NASA: Space Debris Threaten Space Station

April 5, 2011 Updated: October 1, 2015

The International Space Station on Mar. 7, 2011. (NASA)
The International Space Station on Mar. 7, 2011. (NASA)
Pieces of space debris orbiting the Earth have not gotten close to the International Space Station and the three astronauts from Expedition 27 who currently position there would not have to be evacuated to their spacecraft Soyuz TMA-20, announced NASA on Tuesday, citing data released by its Mission Control.

Mission Control Houston has been tracking the space debris left in the Earth’s orbit from the Chinese FENGYUN 1C weather satellite that was blown up during a 2007 Chinese anti-satellite missile test.

Flight controllers had been monitoring the motion of the debris as the space station orbited 220 miles above eastern Asia early on Tuesday morning. Mission control informed Commander Dmitry Kondartyev that the station crew needed to begin shelter procedures and get back to their spacecraft.

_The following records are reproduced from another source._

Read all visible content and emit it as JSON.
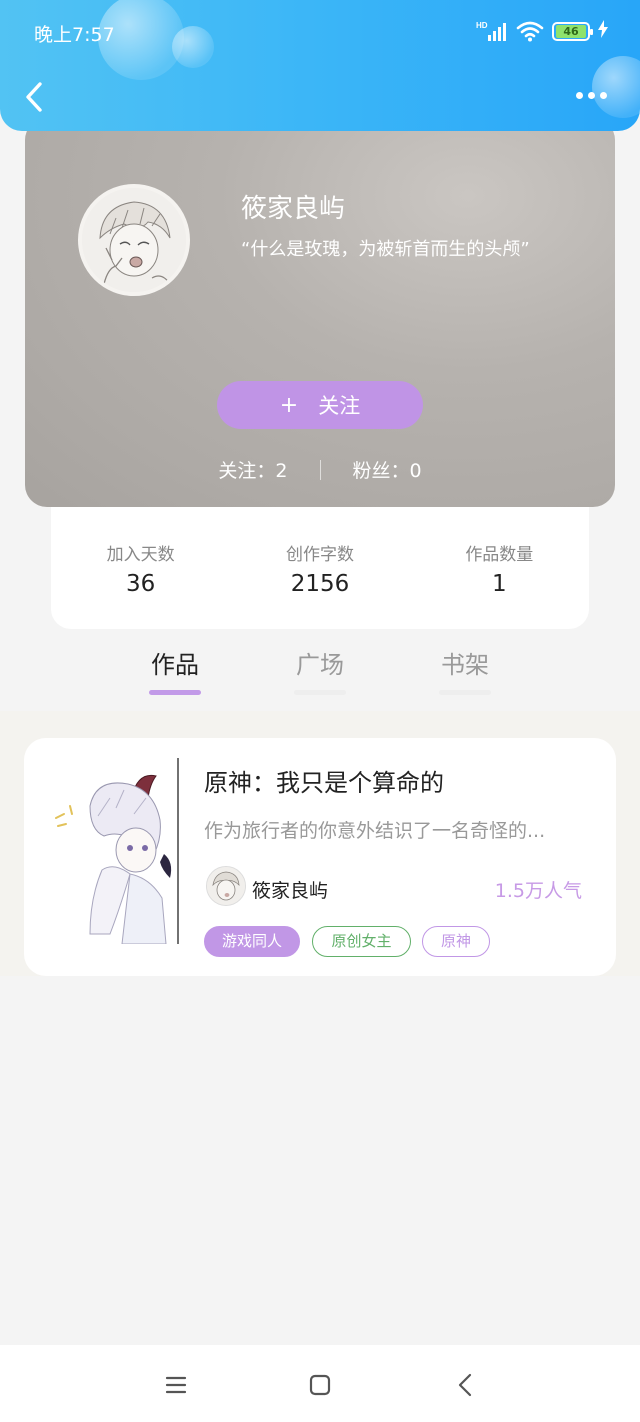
{
  "status_bar": {
    "time": "晚上7:57",
    "network_label": "HD",
    "battery_level": "46",
    "colors": {
      "header_gradient_start": "#52c3f3",
      "header_gradient_end": "#28a6f8"
    },
    "icons": [
      "signal-icon",
      "wifi-icon",
      "battery-icon",
      "charging-icon"
    ]
  },
  "nav": {
    "icons": [
      "back-icon",
      "more-icon"
    ]
  },
  "profile": {
    "name": "筱家良屿",
    "motto": "“什么是玫瑰，为被斩首而生的头颅”",
    "follow_plus": "+",
    "follow_label": "关注",
    "following_text": "关注：2",
    "followers_text": "粉丝：0",
    "accent_color": "#c094e6"
  },
  "stats": [
    {
      "label": "加入天数",
      "value": "36"
    },
    {
      "label": "创作字数",
      "value": "2156"
    },
    {
      "label": "作品数量",
      "value": "1"
    }
  ],
  "tabs": [
    {
      "label": "作品",
      "active": true
    },
    {
      "label": "广场",
      "active": false
    },
    {
      "label": "书架",
      "active": false
    }
  ],
  "works": [
    {
      "title": "原神：我只是个算命的",
      "description": "作为旅行者的你意外结识了一名奇怪的...",
      "author": "筱家良屿",
      "popularity": "1.5万人气",
      "tags": [
        "游戏同人",
        "原创女主",
        "原神"
      ]
    }
  ],
  "system_nav": {
    "icons": [
      "menu-icon",
      "home-icon",
      "back-nav-icon"
    ]
  }
}
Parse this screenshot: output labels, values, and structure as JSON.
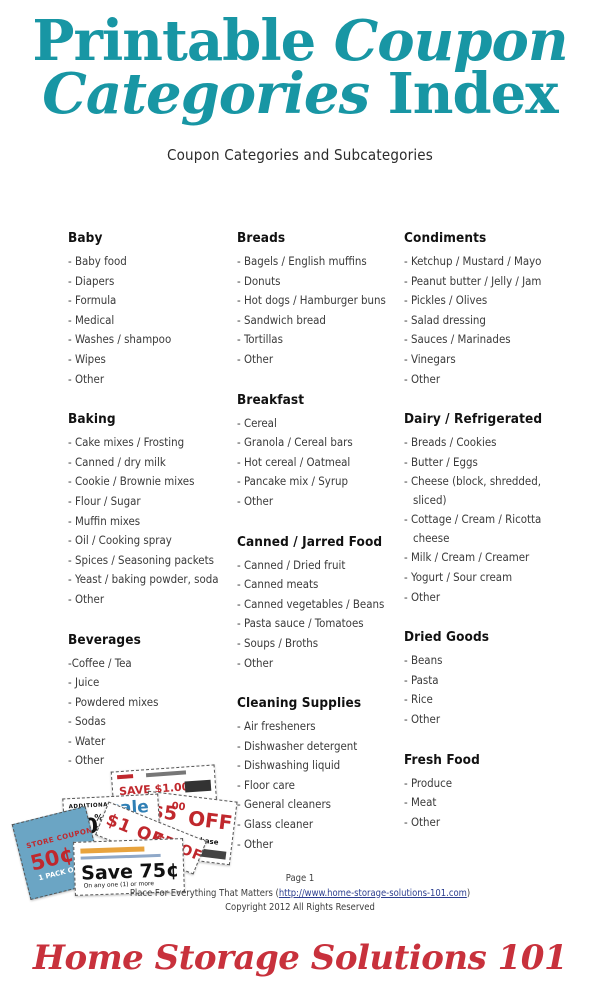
{
  "colors": {
    "title_teal": "#1896a4",
    "brand_red": "#c8313c",
    "link_blue": "#2c3e8f",
    "body_text": "#3a3a3a"
  },
  "header": {
    "title_line1_part1": "Printable ",
    "title_line1_part2": "Coupon",
    "title_line2_part1": "Categories ",
    "title_line2_part2": "Index",
    "subtitle": "Coupon Categories and Subcategories"
  },
  "columns": [
    {
      "name": "column-1",
      "categories": [
        {
          "title": "Baby",
          "items": [
            "- Baby food",
            "- Diapers",
            "- Formula",
            "- Medical",
            "- Washes / shampoo",
            "- Wipes",
            "- Other"
          ]
        },
        {
          "title": "Baking",
          "items": [
            "- Cake mixes / Frosting",
            "- Canned / dry milk",
            "- Cookie / Brownie mixes",
            "- Flour / Sugar",
            "- Muffin mixes",
            "- Oil / Cooking spray",
            "- Spices / Seasoning packets",
            "- Yeast / baking powder, soda",
            "- Other"
          ]
        },
        {
          "title": "Beverages",
          "items": [
            "-Coffee / Tea",
            "- Juice",
            "- Powdered mixes",
            "- Sodas",
            "- Water",
            "- Other"
          ]
        }
      ]
    },
    {
      "name": "column-2",
      "categories": [
        {
          "title": "Breads",
          "items": [
            "- Bagels / English muffins",
            "- Donuts",
            "- Hot dogs / Hamburger buns",
            "- Sandwich bread",
            "- Tortillas",
            "- Other"
          ]
        },
        {
          "title": "Breakfast",
          "items": [
            "- Cereal",
            "- Granola / Cereal bars",
            "- Hot cereal / Oatmeal",
            "- Pancake mix / Syrup",
            "- Other"
          ]
        },
        {
          "title": "Canned / Jarred Food",
          "items": [
            "- Canned / Dried fruit",
            "- Canned meats",
            "- Canned vegetables / Beans",
            "- Pasta sauce / Tomatoes",
            "- Soups / Broths",
            "- Other"
          ]
        },
        {
          "title": "Cleaning Supplies",
          "items": [
            "- Air fresheners",
            "- Dishwasher detergent",
            "- Dishwashing liquid",
            "- Floor care",
            "- General cleaners",
            "- Glass cleaner",
            "- Other"
          ]
        }
      ]
    },
    {
      "name": "column-3",
      "categories": [
        {
          "title": "Condiments",
          "items": [
            "- Ketchup / Mustard / Mayo",
            "- Peanut butter / Jelly / Jam",
            "- Pickles / Olives",
            "- Salad dressing",
            "- Sauces / Marinades",
            "- Vinegars",
            "- Other"
          ]
        },
        {
          "title": "Dairy / Refrigerated",
          "items": [
            "- Breads / Cookies",
            "- Butter / Eggs",
            "- Cheese (block, shredded, sliced)",
            "- Cottage / Cream / Ricotta cheese",
            "- Milk / Cream / Creamer",
            "- Yogurt / Sour cream",
            "- Other"
          ]
        },
        {
          "title": "Dried Goods",
          "items": [
            "- Beans",
            "- Pasta",
            "- Rice",
            "- Other"
          ]
        },
        {
          "title": "Fresh Food",
          "items": [
            "- Produce",
            "- Meat",
            "- Other"
          ]
        }
      ]
    }
  ],
  "coupons": {
    "save_100": "SAVE $1.00",
    "five_off_amount": "$5",
    "five_off_cents": "00",
    "five_off_label": "OFF",
    "five_off_sub": "any $20 purchase",
    "sale": "sale",
    "additional": "ADDITIONAL",
    "thirty": "30",
    "thirty_pct": "%",
    "thirty_off": "off",
    "one_off": "$1 OFF",
    "fifty_cents": "50¢",
    "store_coupon": "STORE COUPON",
    "one_pack": "1 PACK OR",
    "save_75": "Save 75¢",
    "save_75_sub": "On any one (1) or more"
  },
  "footer": {
    "page": "Page 1",
    "site_prefix": "Place For Everything That Matters (",
    "site_url": "http://www.home-storage-solutions-101.com",
    "site_suffix": ")",
    "copyright": "Copyright 2012 All Rights Reserved",
    "brand": "Home Storage Solutions 101"
  }
}
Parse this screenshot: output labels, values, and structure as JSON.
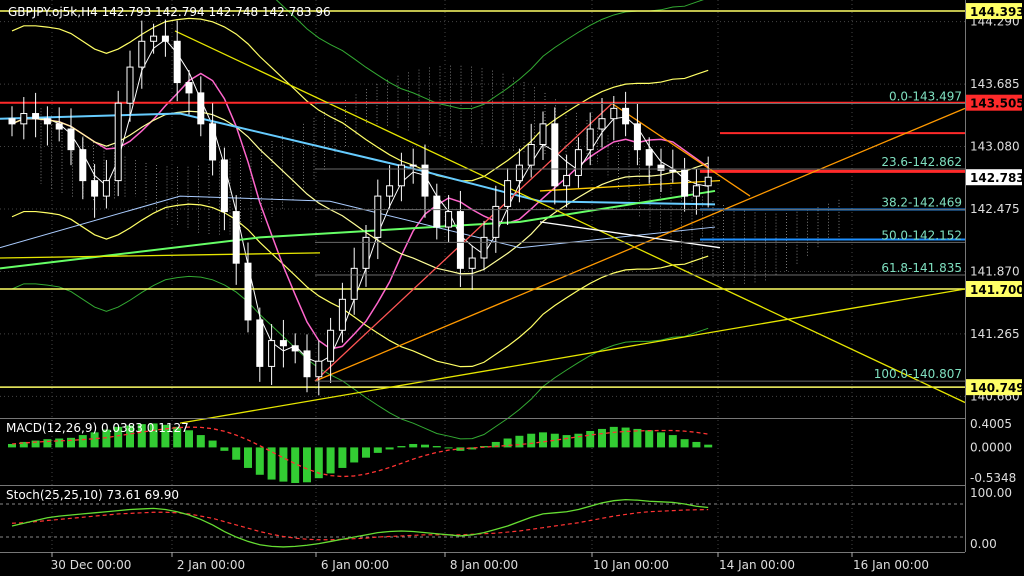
{
  "header": {
    "symbol": "GBPJPY.oj5k",
    "timeframe": "H4",
    "ohlc": "142.793 142.794 142.748 142.783 96"
  },
  "price_axis": {
    "ticks": [
      "144.290",
      "143.685",
      "143.080",
      "142.475",
      "141.870",
      "141.265",
      "140.660"
    ],
    "labels": [
      {
        "text": "144.393",
        "price": 144.393,
        "bg": "#ffff66",
        "fg": "#000000"
      },
      {
        "text": "143.505",
        "price": 143.505,
        "bg": "#ff2a2a",
        "fg": "#000000"
      },
      {
        "text": "142.783",
        "price": 142.783,
        "bg": "#ffffff",
        "fg": "#000000"
      },
      {
        "text": "141.700",
        "price": 141.7,
        "bg": "#ffff66",
        "fg": "#000000"
      },
      {
        "text": "140.749",
        "price": 140.749,
        "bg": "#ffff66",
        "fg": "#000000"
      }
    ]
  },
  "fibonacci": [
    {
      "text": "0.0-143.497",
      "price": 143.497
    },
    {
      "text": "23.6-142.862",
      "price": 142.862
    },
    {
      "text": "38.2-142.469",
      "price": 142.469
    },
    {
      "text": "50.0-142.152",
      "price": 142.152
    },
    {
      "text": "61.8-141.835",
      "price": 141.835
    },
    {
      "text": "100.0-140.807",
      "price": 140.807
    }
  ],
  "macd": {
    "label": "MACD(12,26,9) 0.0383 0.1127",
    "ticks": [
      "0.4005",
      "0.0000",
      "-0.5348"
    ]
  },
  "stoch": {
    "label": "Stoch(25,25,10) 73.61 69.90",
    "ticks": [
      "100.00",
      "0.00"
    ]
  },
  "time_axis": [
    "30 Dec 00:00",
    "2 Jan 00:00",
    "6 Jan 00:00",
    "8 Jan 00:00",
    "10 Jan 00:00",
    "14 Jan 00:00",
    "16 Jan 00:00"
  ],
  "colors": {
    "bull": "#000000",
    "bear": "#ffffff",
    "grid": "#444444",
    "horizontal_lines": "#ffff66",
    "resistance": "#ff2a2a",
    "support": "#1e90ff",
    "ma_cyan": "#66ccff",
    "ma_green": "#66ff66",
    "ma_pink": "#ff66cc",
    "bollinger": "#ffff66",
    "envelope": "#33aa33",
    "macd_hist": "#33cc33",
    "macd_signal": "#ff3333"
  },
  "chart_data": {
    "type": "candlestick",
    "symbol": "GBPJPY.oj5k",
    "timeframe": "H4",
    "x_labels": [
      "30 Dec 00:00",
      "2 Jan 00:00",
      "6 Jan 00:00",
      "8 Jan 00:00",
      "10 Jan 00:00",
      "14 Jan 00:00",
      "16 Jan 00:00"
    ],
    "ylim": [
      140.45,
      144.5
    ],
    "close_values": [
      143.3,
      143.4,
      143.35,
      143.3,
      143.25,
      143.05,
      142.75,
      142.6,
      142.75,
      143.5,
      143.85,
      144.1,
      144.15,
      144.1,
      143.7,
      143.6,
      143.3,
      142.95,
      142.45,
      141.95,
      141.4,
      140.95,
      141.2,
      141.15,
      141.1,
      140.85,
      141.0,
      141.3,
      141.6,
      141.9,
      142.2,
      142.6,
      142.7,
      142.9,
      142.9,
      142.6,
      142.3,
      142.45,
      141.9,
      142.0,
      142.2,
      142.5,
      142.75,
      142.9,
      143.1,
      143.3,
      142.7,
      142.8,
      143.05,
      143.25,
      143.35,
      143.45,
      143.3,
      143.05,
      142.9,
      142.85,
      142.85,
      142.6,
      142.7,
      142.783
    ],
    "horizontal_lines": [
      144.393,
      143.505,
      141.7,
      140.749
    ],
    "fibonacci_levels": [
      {
        "level": "0.0",
        "price": 143.497
      },
      {
        "level": "23.6",
        "price": 142.862
      },
      {
        "level": "38.2",
        "price": 142.469
      },
      {
        "level": "50.0",
        "price": 142.152
      },
      {
        "level": "61.8",
        "price": 141.835
      },
      {
        "level": "100.0",
        "price": 140.807
      }
    ],
    "macd": {
      "params": "12,26,9",
      "main": 0.0383,
      "signal": 0.1127,
      "ylim": [
        -0.5348,
        0.4005
      ],
      "hist": [
        0.05,
        0.08,
        0.1,
        0.12,
        0.13,
        0.14,
        0.18,
        0.22,
        0.26,
        0.3,
        0.32,
        0.34,
        0.35,
        0.33,
        0.3,
        0.25,
        0.18,
        0.1,
        -0.05,
        -0.18,
        -0.3,
        -0.4,
        -0.47,
        -0.5,
        -0.52,
        -0.51,
        -0.45,
        -0.38,
        -0.3,
        -0.22,
        -0.15,
        -0.08,
        -0.03,
        0.02,
        0.05,
        0.04,
        0.02,
        -0.01,
        -0.05,
        -0.03,
        0.02,
        0.08,
        0.13,
        0.17,
        0.2,
        0.22,
        0.2,
        0.18,
        0.2,
        0.24,
        0.27,
        0.3,
        0.29,
        0.27,
        0.25,
        0.22,
        0.18,
        0.12,
        0.08,
        0.04
      ]
    },
    "stochastic": {
      "params": "25,25,10",
      "main": 73.61,
      "signal": 69.9,
      "ylim": [
        0,
        100
      ],
      "main_values": [
        40,
        45,
        50,
        55,
        58,
        60,
        62,
        64,
        66,
        68,
        70,
        71,
        72,
        70,
        66,
        60,
        52,
        42,
        30,
        20,
        12,
        6,
        3,
        2,
        3,
        5,
        8,
        12,
        16,
        20,
        24,
        28,
        30,
        31,
        30,
        28,
        26,
        24,
        22,
        24,
        28,
        34,
        40,
        48,
        56,
        62,
        64,
        66,
        70,
        76,
        82,
        86,
        88,
        87,
        85,
        84,
        83,
        80,
        76,
        73.61
      ],
      "signal_values": [
        45,
        46,
        48,
        50,
        52,
        54,
        56,
        58,
        60,
        62,
        63,
        64,
        65,
        65,
        64,
        62,
        58,
        54,
        48,
        42,
        36,
        30,
        25,
        21,
        18,
        16,
        15,
        15,
        16,
        17,
        18,
        20,
        21,
        22,
        23,
        24,
        24,
        24,
        24,
        25,
        26,
        27,
        29,
        31,
        34,
        37,
        40,
        43,
        46,
        50,
        54,
        58,
        61,
        64,
        66,
        67,
        68,
        69,
        69.5,
        69.9
      ]
    }
  }
}
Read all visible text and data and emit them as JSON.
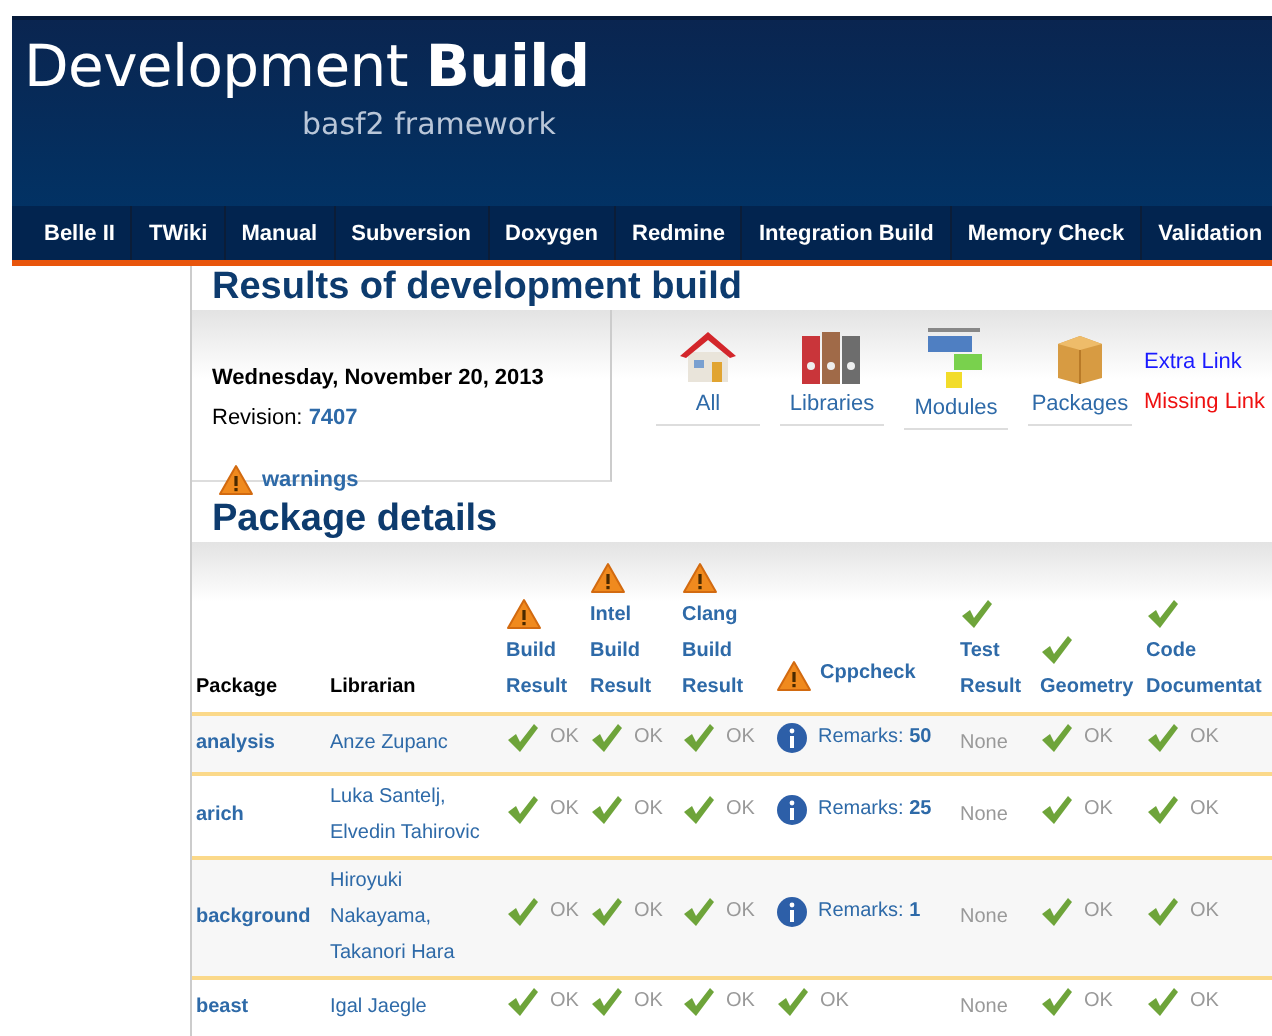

“The probability numbers diminished enough, so that the status changed from red to green, so what that means is that we’re going to cut off the shelter to Soyuz and we are confident enough that green will not be changing back to red,” said the flight controllers in an audio released by NASA.

“That means we don't get to jump out tonight?" said Italian astronaut Paolo Nespoli jokingly that he’s been looking forward to getting some pizza.

Expedition 27 consists of six astronauts. Nasa astronaut Ron Garan, Russians Andrey Borisenko and Alexander Samokutyaev are currently on their way to the International Station aboard their Soyuz TMA-21, according to NASA. On Wednesday it will bring the crew to its full six-member complement.

Commander Dmitry Kondratyev, Flight Engineers Cady Coleman and Paolo Nespoli, and the other three astronauts will begin a near six-month expedition aboard the orbiting laboratory.

The space debris worsened after the Chinese destroyed their own weather satellite Fengyun with a missile, according to NASA, creating a cloud of junk that spread out across the space. Space debris are hard to get picked up and they are left to circle the Earth for years, until they hit something and create even more debris.